(e) ME'UBERES. Rava (36a) states that if Yibum may not be done with a pregnant Yevamah, Chalitzah also may not be done with her because she is not "Oleh l'Yibum." RAV ELCHANAN WASSERMAN (Kovetz He'oros 38:2) points out that this is not the classic case of "Kol she'Eino Oleh l'Yibum, Eino Oleh l'Chalitzah," because after the baby is found to be a stillborn certainly Yibum and Chalitzah may be done. Since the obligation of Yibum exists at that time, obviously Zikah of Yibum exists retroactively from the moment the Yevamah fell to Yibum when her husband died. This is also evident from the fact that the Yavam is not obligated to bring a Korban Chatas if he had relations with the Yevamah before her baby was found to be a stillborn (see Insights to Yevamos 35:2). Nevertheless, since he cannot actually have relations with her now, she is considered "Eino Oleh l'Yibum." This is why Rashi explains the principle of "Kol she'Eino Oleh" slightly differently in that Sugya.

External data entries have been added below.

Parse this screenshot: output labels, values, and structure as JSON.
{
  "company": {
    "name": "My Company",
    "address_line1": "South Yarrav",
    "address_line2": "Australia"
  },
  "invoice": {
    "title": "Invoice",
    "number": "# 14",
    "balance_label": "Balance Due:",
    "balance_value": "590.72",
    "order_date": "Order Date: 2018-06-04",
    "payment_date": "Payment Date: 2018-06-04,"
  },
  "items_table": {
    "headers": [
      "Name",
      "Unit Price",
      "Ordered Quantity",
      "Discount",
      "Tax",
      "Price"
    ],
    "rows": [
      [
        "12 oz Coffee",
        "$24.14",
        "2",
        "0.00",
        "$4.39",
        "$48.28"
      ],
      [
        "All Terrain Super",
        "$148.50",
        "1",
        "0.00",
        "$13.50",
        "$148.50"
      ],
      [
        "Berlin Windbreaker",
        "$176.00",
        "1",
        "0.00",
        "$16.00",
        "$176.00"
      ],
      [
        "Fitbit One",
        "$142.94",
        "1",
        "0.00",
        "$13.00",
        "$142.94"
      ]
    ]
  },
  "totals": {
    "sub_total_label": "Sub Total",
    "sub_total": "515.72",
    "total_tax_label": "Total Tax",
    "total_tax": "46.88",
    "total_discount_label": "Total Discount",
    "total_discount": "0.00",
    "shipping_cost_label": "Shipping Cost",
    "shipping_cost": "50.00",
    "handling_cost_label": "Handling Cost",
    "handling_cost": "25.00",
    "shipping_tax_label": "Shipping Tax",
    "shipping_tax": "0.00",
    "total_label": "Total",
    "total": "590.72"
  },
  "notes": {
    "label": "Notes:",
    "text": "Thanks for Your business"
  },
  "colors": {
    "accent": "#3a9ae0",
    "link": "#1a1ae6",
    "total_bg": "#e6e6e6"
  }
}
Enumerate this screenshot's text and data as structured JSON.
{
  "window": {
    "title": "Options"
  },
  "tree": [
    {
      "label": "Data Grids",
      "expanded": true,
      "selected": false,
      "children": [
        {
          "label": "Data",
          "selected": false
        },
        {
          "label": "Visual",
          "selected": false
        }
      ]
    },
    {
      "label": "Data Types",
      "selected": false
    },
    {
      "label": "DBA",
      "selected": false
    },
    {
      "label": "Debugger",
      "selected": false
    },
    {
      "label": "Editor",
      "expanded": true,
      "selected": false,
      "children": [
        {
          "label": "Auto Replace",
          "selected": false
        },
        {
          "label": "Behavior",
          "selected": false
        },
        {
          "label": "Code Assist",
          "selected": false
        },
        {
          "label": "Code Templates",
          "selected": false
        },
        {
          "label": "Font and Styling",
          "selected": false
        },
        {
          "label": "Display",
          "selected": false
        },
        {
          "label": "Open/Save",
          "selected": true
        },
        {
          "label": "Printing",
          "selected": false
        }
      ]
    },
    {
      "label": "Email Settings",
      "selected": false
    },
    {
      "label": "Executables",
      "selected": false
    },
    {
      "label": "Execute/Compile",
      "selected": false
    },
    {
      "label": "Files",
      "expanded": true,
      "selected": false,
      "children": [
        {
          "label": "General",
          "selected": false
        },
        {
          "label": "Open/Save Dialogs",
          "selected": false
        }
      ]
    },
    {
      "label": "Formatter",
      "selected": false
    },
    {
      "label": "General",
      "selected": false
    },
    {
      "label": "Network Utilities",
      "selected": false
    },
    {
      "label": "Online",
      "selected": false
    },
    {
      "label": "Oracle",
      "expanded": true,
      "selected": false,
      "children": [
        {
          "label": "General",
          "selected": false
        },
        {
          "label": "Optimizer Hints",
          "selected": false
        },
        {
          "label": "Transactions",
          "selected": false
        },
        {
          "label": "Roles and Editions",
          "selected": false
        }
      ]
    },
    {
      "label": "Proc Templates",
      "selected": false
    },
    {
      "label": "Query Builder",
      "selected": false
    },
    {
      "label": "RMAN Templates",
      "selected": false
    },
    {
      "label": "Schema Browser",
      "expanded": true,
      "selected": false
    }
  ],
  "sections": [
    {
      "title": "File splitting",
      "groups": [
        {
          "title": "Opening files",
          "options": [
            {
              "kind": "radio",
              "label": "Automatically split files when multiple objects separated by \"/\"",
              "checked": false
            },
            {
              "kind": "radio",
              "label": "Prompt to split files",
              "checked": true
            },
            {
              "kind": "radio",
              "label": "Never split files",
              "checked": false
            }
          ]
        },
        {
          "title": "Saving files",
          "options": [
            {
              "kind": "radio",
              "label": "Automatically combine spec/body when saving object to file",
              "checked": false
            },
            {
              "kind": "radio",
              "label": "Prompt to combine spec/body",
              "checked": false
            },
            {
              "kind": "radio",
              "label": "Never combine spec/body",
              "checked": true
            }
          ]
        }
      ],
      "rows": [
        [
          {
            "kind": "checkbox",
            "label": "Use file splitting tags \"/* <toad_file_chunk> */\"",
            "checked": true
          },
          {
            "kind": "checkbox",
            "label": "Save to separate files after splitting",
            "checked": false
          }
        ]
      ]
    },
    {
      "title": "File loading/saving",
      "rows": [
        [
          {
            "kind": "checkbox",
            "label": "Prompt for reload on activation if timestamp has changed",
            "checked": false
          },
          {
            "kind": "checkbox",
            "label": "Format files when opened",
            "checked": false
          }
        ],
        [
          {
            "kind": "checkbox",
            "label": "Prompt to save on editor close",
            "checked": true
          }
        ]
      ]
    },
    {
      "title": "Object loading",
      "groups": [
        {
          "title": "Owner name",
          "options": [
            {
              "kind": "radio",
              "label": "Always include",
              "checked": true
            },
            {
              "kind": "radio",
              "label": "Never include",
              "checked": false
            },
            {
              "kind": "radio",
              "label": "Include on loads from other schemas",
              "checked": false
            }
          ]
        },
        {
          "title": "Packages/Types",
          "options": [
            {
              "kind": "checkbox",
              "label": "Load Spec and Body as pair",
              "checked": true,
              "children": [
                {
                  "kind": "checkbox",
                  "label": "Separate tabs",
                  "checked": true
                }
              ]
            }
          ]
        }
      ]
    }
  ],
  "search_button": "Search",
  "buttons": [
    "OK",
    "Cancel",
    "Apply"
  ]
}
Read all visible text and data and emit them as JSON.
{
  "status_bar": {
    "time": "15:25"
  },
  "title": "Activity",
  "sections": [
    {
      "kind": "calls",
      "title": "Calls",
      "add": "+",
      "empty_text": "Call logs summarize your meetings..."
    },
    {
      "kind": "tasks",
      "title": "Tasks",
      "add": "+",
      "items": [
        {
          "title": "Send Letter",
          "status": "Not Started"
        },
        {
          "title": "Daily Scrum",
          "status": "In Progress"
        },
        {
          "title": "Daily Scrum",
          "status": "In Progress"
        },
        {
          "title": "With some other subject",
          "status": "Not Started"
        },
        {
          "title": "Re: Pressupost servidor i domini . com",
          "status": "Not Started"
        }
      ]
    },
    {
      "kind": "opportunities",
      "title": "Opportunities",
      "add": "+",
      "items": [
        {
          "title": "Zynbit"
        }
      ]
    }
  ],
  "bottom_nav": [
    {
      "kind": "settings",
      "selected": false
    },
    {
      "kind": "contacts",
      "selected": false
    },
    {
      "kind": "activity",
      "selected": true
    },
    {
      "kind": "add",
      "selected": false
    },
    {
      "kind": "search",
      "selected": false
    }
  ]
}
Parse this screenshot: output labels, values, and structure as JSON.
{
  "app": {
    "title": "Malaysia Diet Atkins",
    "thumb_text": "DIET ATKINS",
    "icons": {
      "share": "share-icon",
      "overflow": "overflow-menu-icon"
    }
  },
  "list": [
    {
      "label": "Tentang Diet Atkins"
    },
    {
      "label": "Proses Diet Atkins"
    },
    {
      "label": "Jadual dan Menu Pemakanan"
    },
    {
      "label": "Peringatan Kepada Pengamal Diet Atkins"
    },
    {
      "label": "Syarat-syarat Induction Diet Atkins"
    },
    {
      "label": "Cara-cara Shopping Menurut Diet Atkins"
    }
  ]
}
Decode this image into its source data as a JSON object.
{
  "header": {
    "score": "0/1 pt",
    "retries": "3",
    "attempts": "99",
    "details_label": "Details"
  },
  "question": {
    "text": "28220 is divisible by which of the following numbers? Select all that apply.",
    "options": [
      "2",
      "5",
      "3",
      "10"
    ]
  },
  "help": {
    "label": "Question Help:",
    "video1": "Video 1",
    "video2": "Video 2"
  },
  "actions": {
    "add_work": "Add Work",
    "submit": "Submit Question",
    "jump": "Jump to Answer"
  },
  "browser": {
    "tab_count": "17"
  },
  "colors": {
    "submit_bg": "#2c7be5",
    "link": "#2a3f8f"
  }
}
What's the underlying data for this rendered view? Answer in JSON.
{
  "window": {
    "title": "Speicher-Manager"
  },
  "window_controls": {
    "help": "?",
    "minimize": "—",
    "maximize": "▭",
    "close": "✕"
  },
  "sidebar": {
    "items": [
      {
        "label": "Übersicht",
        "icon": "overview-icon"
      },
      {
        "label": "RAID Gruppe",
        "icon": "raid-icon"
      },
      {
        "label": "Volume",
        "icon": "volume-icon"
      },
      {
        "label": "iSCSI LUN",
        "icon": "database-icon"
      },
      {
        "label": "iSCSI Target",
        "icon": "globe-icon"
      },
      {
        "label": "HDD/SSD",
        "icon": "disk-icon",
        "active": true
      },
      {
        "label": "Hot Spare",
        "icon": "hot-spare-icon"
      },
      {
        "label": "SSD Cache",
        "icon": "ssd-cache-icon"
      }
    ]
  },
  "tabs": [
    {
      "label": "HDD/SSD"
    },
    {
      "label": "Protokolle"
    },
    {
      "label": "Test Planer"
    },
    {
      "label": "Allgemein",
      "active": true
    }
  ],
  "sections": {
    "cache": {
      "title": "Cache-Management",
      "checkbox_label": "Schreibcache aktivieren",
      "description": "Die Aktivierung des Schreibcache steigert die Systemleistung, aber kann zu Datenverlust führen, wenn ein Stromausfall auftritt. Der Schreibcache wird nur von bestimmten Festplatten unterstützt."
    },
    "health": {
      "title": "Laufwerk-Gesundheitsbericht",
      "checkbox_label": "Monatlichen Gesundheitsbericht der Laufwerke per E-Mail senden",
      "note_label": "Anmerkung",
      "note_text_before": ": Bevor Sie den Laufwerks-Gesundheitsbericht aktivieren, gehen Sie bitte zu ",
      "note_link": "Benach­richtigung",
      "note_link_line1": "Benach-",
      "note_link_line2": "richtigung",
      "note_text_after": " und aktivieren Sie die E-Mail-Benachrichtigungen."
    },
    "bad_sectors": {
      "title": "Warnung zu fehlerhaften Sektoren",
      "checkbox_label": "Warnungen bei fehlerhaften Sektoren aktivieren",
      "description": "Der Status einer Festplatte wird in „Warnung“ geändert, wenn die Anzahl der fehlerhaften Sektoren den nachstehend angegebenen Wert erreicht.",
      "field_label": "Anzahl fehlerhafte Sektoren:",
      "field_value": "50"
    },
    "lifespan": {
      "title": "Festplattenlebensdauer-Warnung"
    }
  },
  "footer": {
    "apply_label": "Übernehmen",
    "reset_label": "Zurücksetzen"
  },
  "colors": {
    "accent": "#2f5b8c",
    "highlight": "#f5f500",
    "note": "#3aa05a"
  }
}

What is the difference between this case and the case of Nidah, in which Chalitzah may be done now since Yibum will be permitted later? The TOSFOS HA'ROSH asks this question and answers that a Nidah is fully expected to become permitted later, while, in this case, there is no way of knowing whether the woman will be permitted to do Yibum later or not (it depends on whether the baby lives or dies). Therefore, it is a case of "Eino Oleh l'Yibum."
(f) CHAYAVEI KERISUS. When a woman cannot do Yibum because she is forbidden to the Yavam with an Isur Kares (for example, she is "Achos Ishto," the sister of his wife), the Torah exempts her from Chalitzah as well as Yibum: since she has no "Zikah for Yibum" she has no "Zikah for Chalitzah" (20a). Similarly, after the brother does Yibum with one of the Yevamos (44a), he may not do Yibum with her Tzarah because of the rule that "Bayis Echad Hu Boneh" -- one may build only one "house" for his brother (by doing Yibum with one of his wives) and not two. Consequently, one cannot do Chalitzah with the second wife because there is no longer any Zikah of Yibum to that wife. (This is the classic case of "Kol she'Eino Oleh l'Yibum, Eino Oleh l'Chalitzah.")